March 24, 2023 | 14:36
Canadian Federal Budget Preview
The Federal government will table the FY23/24 budget on March 28th, setting out fiscal priorities for the years ahead. In the Fall Economic Statement, Ottawa estimated a $36.4 billion deficit for FY22/23 (1.3% of GDP) and a slightly smaller $30.6 billion shortfall for FY23/24. Those balances reflect a dramatic positive turn from the deep pandemic deficit that weighed in at almost 15% of GDP. Massive temporary spending measures have rolled off and, just as dramatically, the economic recovery and burst in inflation have lifted nominal GDP, incomes and tax revenues.
As it stands right now, there is probably some modest downside risk compared to the projections outlined in the Fall Economic Statement.
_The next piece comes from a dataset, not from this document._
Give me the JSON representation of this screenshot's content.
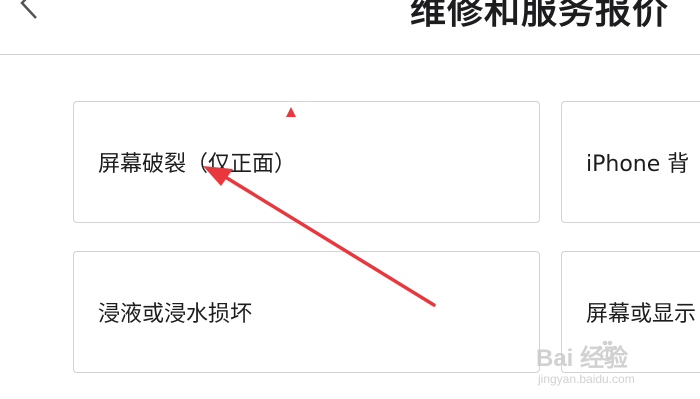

While our current call for real GDP growth of 0.7% this year is consistent with Ottawa’s fall assumption, nominal growth is tracking slightly weaker, while interest rates are tracking somewhat higher (although the rate backdrop is changing rapidly heading into the budget). These impacts appear modest enough to keep the fiscal path close to what Ottawa laid out in the fall.
What we will see: Ottawa will surely lay out a downside fiscal scenario that provides a stress-test of how finances would look in a more significant recession. Finance, and many of the provinces, are making this common practice. The downside scenario presented in the fall update featured a recession-like 0.9% decline in real GDP in 2023, which came with a $52 billion deficit, or $22 billion deeper than the baseline for FY23/24. On the policy front, we’re almost certain to see some dedicated spending and/or tax credits aimed at the clean energy sector as a response to the measures in the U.S. Inflation Reduction Act. And, with the cost of living still a major issue, there could be some more highly-targeted relief measures.
What we won’t see: Wholesale fiscal stimulus is not the appropriate move at this stage, and the Finance Minister has acknowledged as much in recent weeks. While inflation has shown signs of cooling, the Bank of Canada remains in a dog fight with price and wage pressures, leaving measures like direct support payments (of which we saw more than $10 billion worth last year across the provinces) counterproductive. As such, net stimulus coming out of this budget should be very mild. From a bigger-picture perspective, note that federal program spending over the latest 12 months is running a hefty 26% above pre-COVID levels even after the largest temporary measures have fallen out. To be fair, the average price level in Canada is up about 13% over that period, and the population has expanded by another 4%, but we’re still seeing program spending hold above pre-COVID norms in real per-capita terms and as a share of GDP.
What we’ll be watching for: The timing of balanced budgets is always a focus, but we’ve been conditioned to not expect much on that front. That is, look for balanced budgets to remain a token feature of the fiscal plan a number of years down the road. On the policy front, there is always pre-budget chatter about potential tax changes, and this one is no different. Areas like the Alternative Minimum Tax and various tax ‘loopholes’ targeting higher-income Canadians look to be clearly in play. Other more contentious and wider-reaching areas like the capital gains inclusion rate and top marginal tax rate have been discussed in the media recently, and were part of the NDP platform, but also seem to be perennial members of the pre-budget rumour mill.
All told, and if the provincial budget season is any guide, this could be a relatively stable budget with a few policy tweaks.